Again the attempted bar in this Dkt. 67 motion is most appropriately dealt with in the trial environment. Hence the Dkt. 67 motion is also denied, without prejudice to its renewal at appropriate stages of the presentation of evidence at trial. Defendant's Additional Motions in Limine
Giordano's final motion advances four separate efforts to curb Divanovic's proof at trial. They will be dealt with successively.
1. Decisions Affecting Other Employees
As always, the effort to compare an employer's treatment of the plaintiff ex-employee with the treatment accorded to another employee is a function of whether the other employee is a proper comparator. Divanovic responds to Giordano's contention by stating (correctly, it would appear) that the label "District Manager in Training" is not dispositive on that score, because the more appropriate question is whether the claimed comparators exercised similar functions (so that, for example, an actual manager might qualify as a comparator to the "manager in training").
Thus the presentation in limine has provided inadequate information to permit the problem to be resolved up front. As with others, this motions is denied without prejudice to its possible future reassertion in better-fleshed-out terms.
2. Reliance by Plaintiff on Policy/Handbook Provisions
Divanovic correctly responds that Giordano's failure to adhere to its own policies, if proved, is proper grist for the jury's mill in considering the issue of pretext. This motion is denied.
3. Questioning the Giordano's Business Judgment
It is quite true that the critical issue in employment discrimination cases is the honesty of the employer's stated reason or reasons for its action. In that sense Divanovic cannot question Giordano's business judgment, but that must be contrasted with Divanovic's right to place before the jury evidence that it could view as showing that Giordano's stated reason or reasons was or were pretextual. When understood in those terms, this facet of Giordano's motion is granted.
4. John Apostolou
Here the best indication of the unsoundness of Giordano's argument is its statement of a final non sequitur in this section of its motion:
In fact, the three highest ranking officers are Irish Catholic, Iranian Jewish and Greek.
In brief, so what? That does not of course mean that Giordano's CEO Apostolou is not biased and may not have acted on that bias.
In short, this aspect of Giordano's motion is denied. It will be for the jury to determine whether any evidence Divanovic may adduce as to Apostolou supports Divanovic's case.
What follows is not of course intended to modify, let alone supplement, the substantive discussion and rulings that have gone before. Instead this is a thumbnail description, in terms of docket numbers rather than subject matter, that is intended to facilitate the Clerk's Office's disposition of the listed pending motions.
1. granted without opposition: Dkt. 70, 72 and 74.
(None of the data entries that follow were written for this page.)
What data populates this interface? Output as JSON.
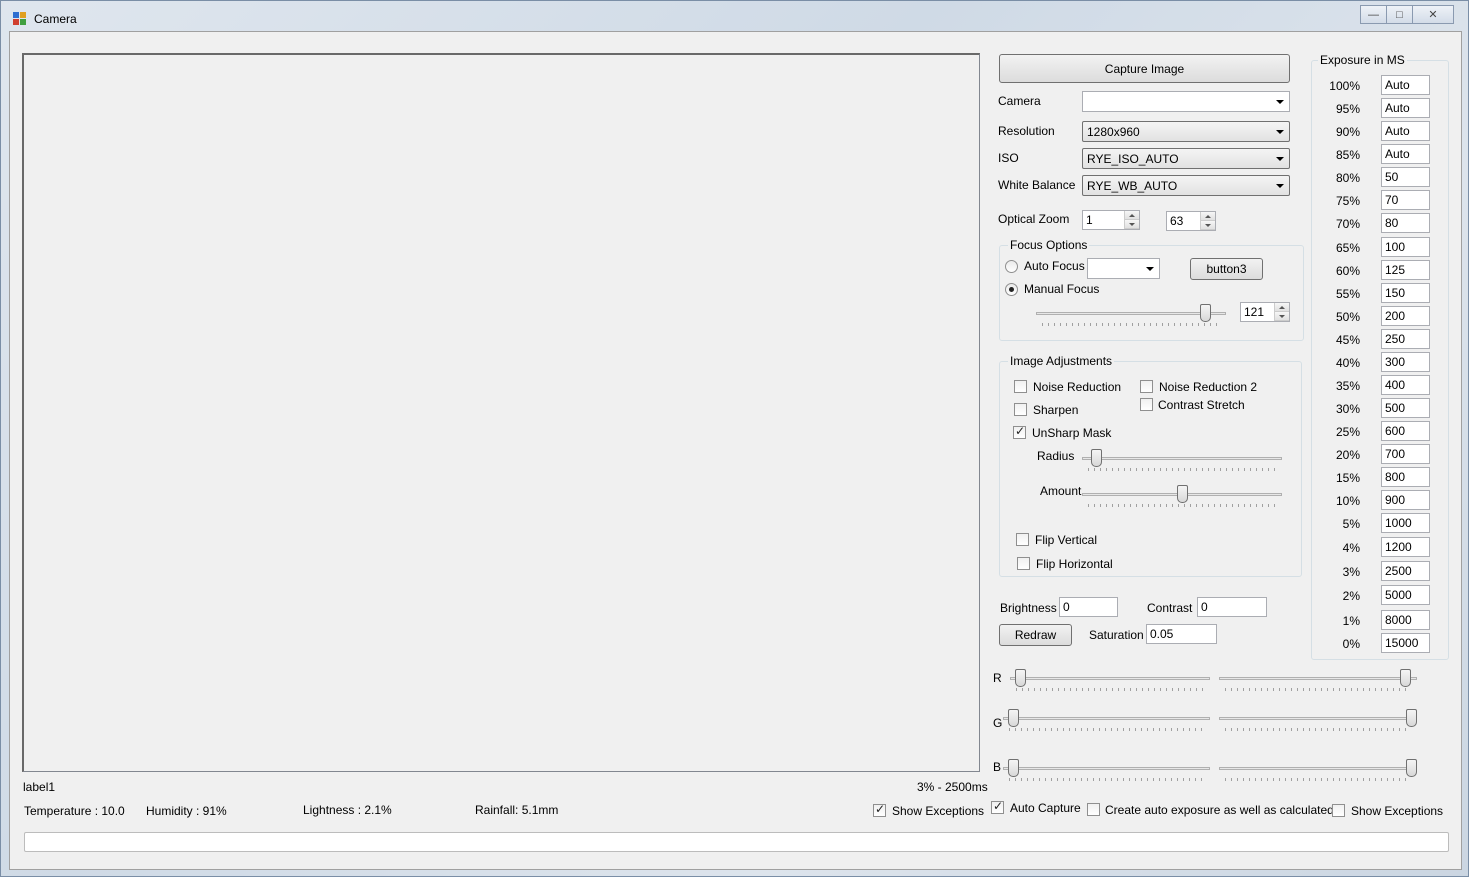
{
  "window": {
    "title": "Camera"
  },
  "capture_button": "Capture Image",
  "camera": {
    "label": "Camera",
    "value": ""
  },
  "resolution": {
    "label": "Resolution",
    "value": "1280x960"
  },
  "iso": {
    "label": "ISO",
    "value": "RYE_ISO_AUTO"
  },
  "white_balance": {
    "label": "White Balance",
    "value": "RYE_WB_AUTO"
  },
  "optical_zoom": {
    "label": "Optical Zoom",
    "value1": "1",
    "value2": "63"
  },
  "focus": {
    "title": "Focus Options",
    "auto_label": "Auto Focus",
    "manual_label": "Manual Focus",
    "auto_value": "",
    "button3": "button3",
    "focus_value": "121",
    "manual_selected": true
  },
  "image_adjustments": {
    "title": "Image Adjustments",
    "noise_reduction": "Noise Reduction",
    "noise_reduction_2": "Noise Reduction 2",
    "sharpen": "Sharpen",
    "contrast_stretch": "Contrast Stretch",
    "unsharp_mask": "UnSharp Mask",
    "unsharp_checked": true,
    "radius": "Radius",
    "amount": "Amount",
    "flip_vertical": "Flip Vertical",
    "flip_horizontal": "Flip Horizontal"
  },
  "brightness": {
    "label": "Brightness",
    "value": "0"
  },
  "contrast": {
    "label": "Contrast",
    "value": "0"
  },
  "redraw_button": "Redraw",
  "saturation": {
    "label": "Saturation",
    "value": "0.05"
  },
  "rgb": {
    "r": "R",
    "g": "G",
    "b": "B"
  },
  "exposure": {
    "title": "Exposure in MS",
    "rows": [
      {
        "pct": "100%",
        "value": "Auto"
      },
      {
        "pct": "95%",
        "value": "Auto"
      },
      {
        "pct": "90%",
        "value": "Auto"
      },
      {
        "pct": "85%",
        "value": "Auto"
      },
      {
        "pct": "80%",
        "value": "50"
      },
      {
        "pct": "75%",
        "value": "70"
      },
      {
        "pct": "70%",
        "value": "80"
      },
      {
        "pct": "65%",
        "value": "100"
      },
      {
        "pct": "60%",
        "value": "125"
      },
      {
        "pct": "55%",
        "value": "150"
      },
      {
        "pct": "50%",
        "value": "200"
      },
      {
        "pct": "45%",
        "value": "250"
      },
      {
        "pct": "40%",
        "value": "300"
      },
      {
        "pct": "35%",
        "value": "400"
      },
      {
        "pct": "30%",
        "value": "500"
      },
      {
        "pct": "25%",
        "value": "600"
      },
      {
        "pct": "20%",
        "value": "700"
      },
      {
        "pct": "15%",
        "value": "800"
      },
      {
        "pct": "10%",
        "value": "900"
      },
      {
        "pct": "5%",
        "value": "1000"
      },
      {
        "pct": "4%",
        "value": "1200"
      },
      {
        "pct": "3%",
        "value": "2500"
      },
      {
        "pct": "2%",
        "value": "5000"
      },
      {
        "pct": "1%",
        "value": "8000"
      },
      {
        "pct": "0%",
        "value": "15000"
      }
    ]
  },
  "status": {
    "label1": "label1",
    "exposure_info": "3% - 2500ms",
    "temperature": "Temperature : 10.0",
    "humidity": "Humidity : 91%",
    "lightness": "Lightness : 2.1%",
    "rainfall": "Rainfall: 5.1mm",
    "show_exceptions_1": "Show Exceptions",
    "auto_capture": "Auto Capture",
    "create_auto_exposure": "Create auto exposure as well as calculated?",
    "show_exceptions_2": "Show Exceptions"
  }
}
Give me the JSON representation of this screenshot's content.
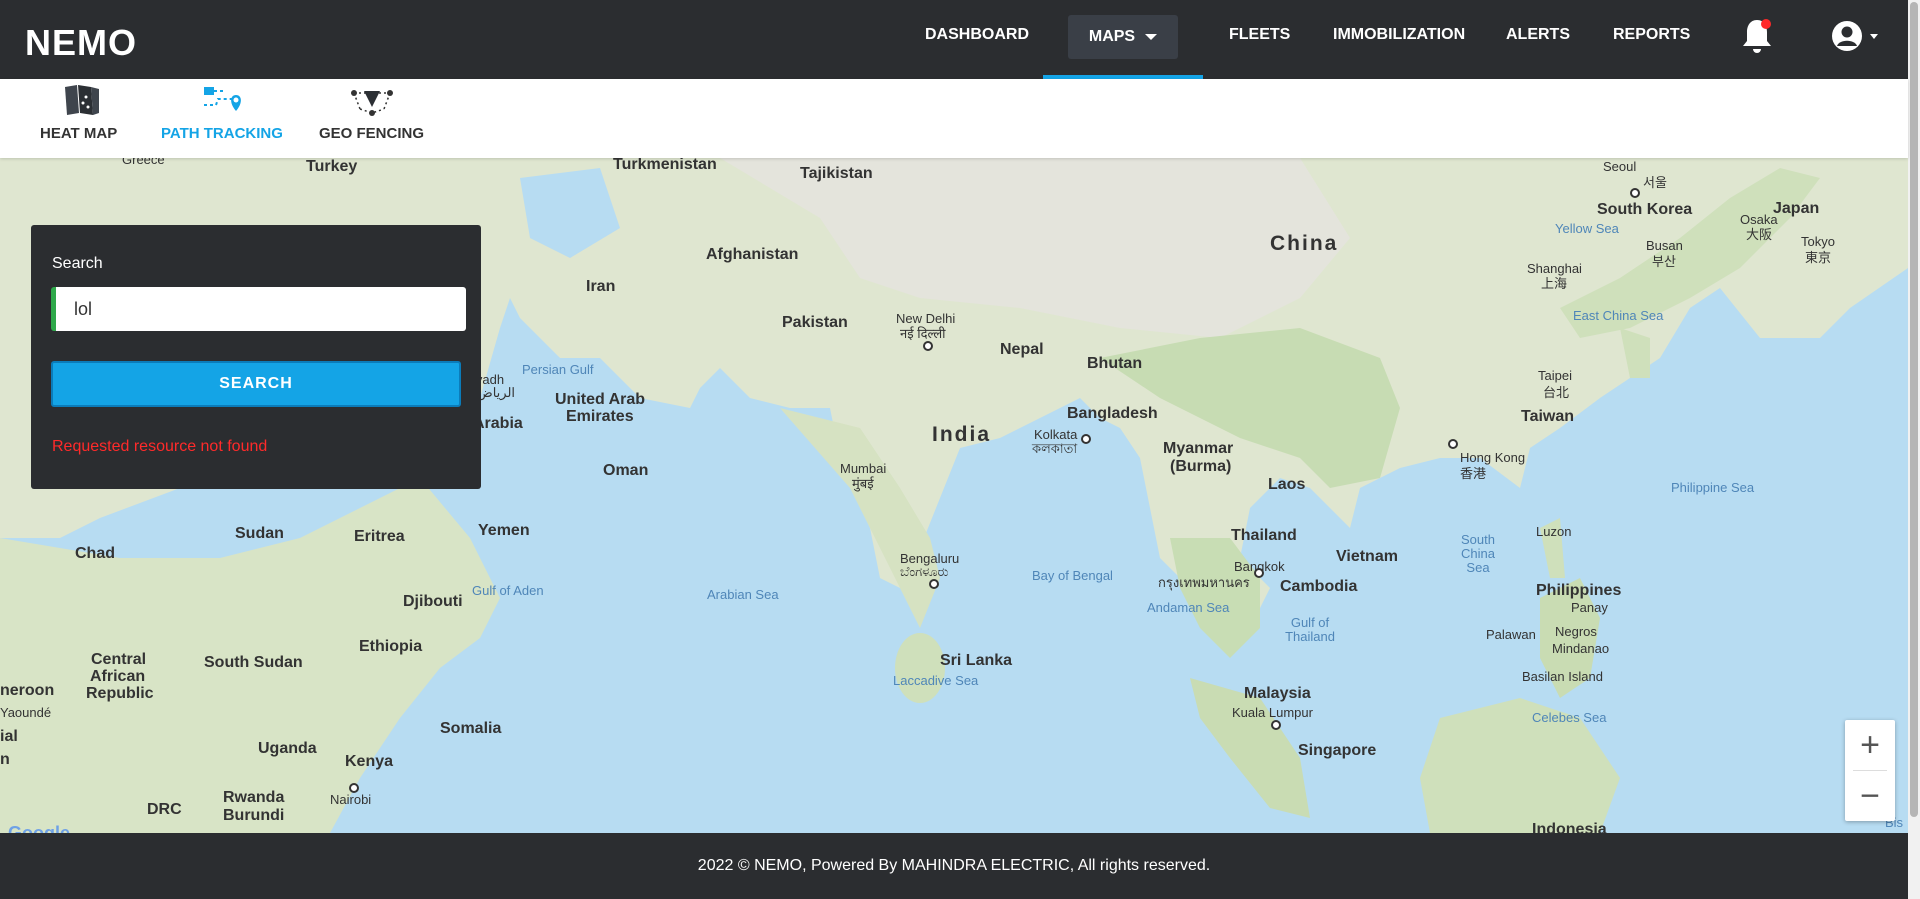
{
  "app": {
    "logo": "NEMO"
  },
  "nav": {
    "items": [
      {
        "label": "DASHBOARD"
      },
      {
        "label": "MAPS"
      },
      {
        "label": "FLEETS"
      },
      {
        "label": "IMMOBILIZATION"
      },
      {
        "label": "ALERTS"
      },
      {
        "label": "REPORTS"
      }
    ],
    "active": "MAPS",
    "accent": "#14a4e6",
    "bell_icon": "bell-icon",
    "account_icon": "user-circle-icon"
  },
  "submenu": {
    "items": [
      {
        "label": "HEAT MAP",
        "icon": "heat-map-icon"
      },
      {
        "label": "PATH TRACKING",
        "icon": "path-tracking-icon"
      },
      {
        "label": "GEO FENCING",
        "icon": "geo-fencing-icon"
      }
    ],
    "active": "PATH TRACKING"
  },
  "search": {
    "label": "Search",
    "value": "lol",
    "button_label": "SEARCH",
    "error": "Requested resource not found",
    "error_color": "#ff2a2a"
  },
  "map": {
    "labels": {
      "greece": "Greece",
      "turkey": "Turkey",
      "turkmenistan": "Turkmenistan",
      "tajikistan": "Tajikistan",
      "afghanistan": "Afghanistan",
      "iran": "Iran",
      "pakistan": "Pakistan",
      "china": "China",
      "new_delhi": "New Delhi",
      "new_delhi_hi": "नई दिल्ली",
      "nepal": "Nepal",
      "bhutan": "Bhutan",
      "bangladesh": "Bangladesh",
      "india": "India",
      "kolkata": "Kolkata",
      "kolkata_bn": "কলকাতা",
      "mumbai": "Mumbai",
      "mumbai_mr": "मुंबई",
      "myanmar": "Myanmar",
      "burma": "(Burma)",
      "laos": "Laos",
      "thailand": "Thailand",
      "vietnam": "Vietnam",
      "cambodia": "Cambodia",
      "bangkok": "Bangkok",
      "bangkok_th": "กรุงเทพมหานคร",
      "bengaluru": "Bengaluru",
      "bengaluru_kn": "ಬೆಂಗಳೂರು",
      "sri_lanka": "Sri Lanka",
      "laccadive": "Laccadive Sea",
      "arabian_sea": "Arabian Sea",
      "bay_of_bengal": "Bay of Bengal",
      "andaman_sea": "Andaman Sea",
      "gulf_thailand": "Gulf of Thailand",
      "malaysia": "Malaysia",
      "kuala_lumpur": "Kuala Lumpur",
      "singapore": "Singapore",
      "south_korea": "South Korea",
      "seoul": "Seoul",
      "seoul_ko": "서울",
      "japan": "Japan",
      "osaka": "Osaka",
      "osaka_ja": "大阪",
      "tokyo": "Tokyo",
      "tokyo_ja": "東京",
      "busan": "Busan",
      "busan_ko": "부산",
      "yellow_sea": "Yellow Sea",
      "shanghai": "Shanghai",
      "shanghai_zh": "上海",
      "east_china_sea": "East China Sea",
      "taipei": "Taipei",
      "taipei_zh": "台北",
      "taiwan": "Taiwan",
      "hong_kong": "Hong Kong",
      "hong_kong_zh": "香港",
      "philippine_sea": "Philippine Sea",
      "south_china_sea": "South China Sea",
      "luzon": "Luzon",
      "philippines": "Philippines",
      "panay": "Panay",
      "palawan": "Palawan",
      "negros": "Negros",
      "mindanao": "Mindanao",
      "basilan": "Basilan Island",
      "celebes": "Celebes Sea",
      "indonesia": "Indonesia",
      "uae": "United Arab",
      "emirates": "Emirates",
      "persian_gulf": "Persian Gulf",
      "riyadh": "iyadh",
      "riyadh_ar": "الرياض",
      "arabia": "Arabia",
      "oman": "Oman",
      "yemen": "Yemen",
      "eritrea": "Eritrea",
      "sudan": "Sudan",
      "chad": "Chad",
      "djibouti": "Djibouti",
      "gulf_aden": "Gulf of Aden",
      "ethiopia": "Ethiopia",
      "south_sudan": "South Sudan",
      "central": "Central",
      "african": "African",
      "republic": "Republic",
      "yaounde": "Yaoundé",
      "cameroon": "neroon",
      "somalia": "Somalia",
      "uganda": "Uganda",
      "kenya": "Kenya",
      "nairobi": "Nairobi",
      "rwanda": "Rwanda",
      "burundi": "Burundi",
      "drc": "DRC",
      "ial": "ial",
      "n": "n",
      "bis": "Bis"
    },
    "zoom_in": "+",
    "zoom_out": "−",
    "attribution": "Google"
  },
  "footer": {
    "text": "2022 © NEMO, Powered By MAHINDRA ELECTRIC, All rights reserved."
  }
}
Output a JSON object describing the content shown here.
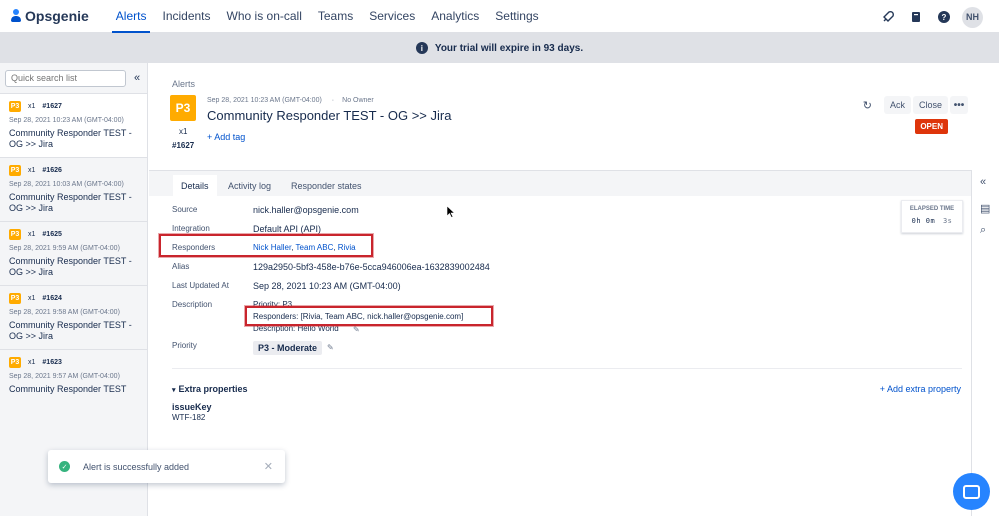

2. granted in part and denied in part: Dkt. 71.
3. granted: Dkt. 73.
1. granted without opposition: Dkt. 66.
2. granted on a reciprocal basis: Dkt. 62.
3. denied subject to possible particularized renewal at trial: Dkt. 63, 64 and 67.
4. denied as now presented: Dkt. 65.
5. denied in part, denied in part subject to possible particularized renewal at trial and granted in part: Dkt. 68.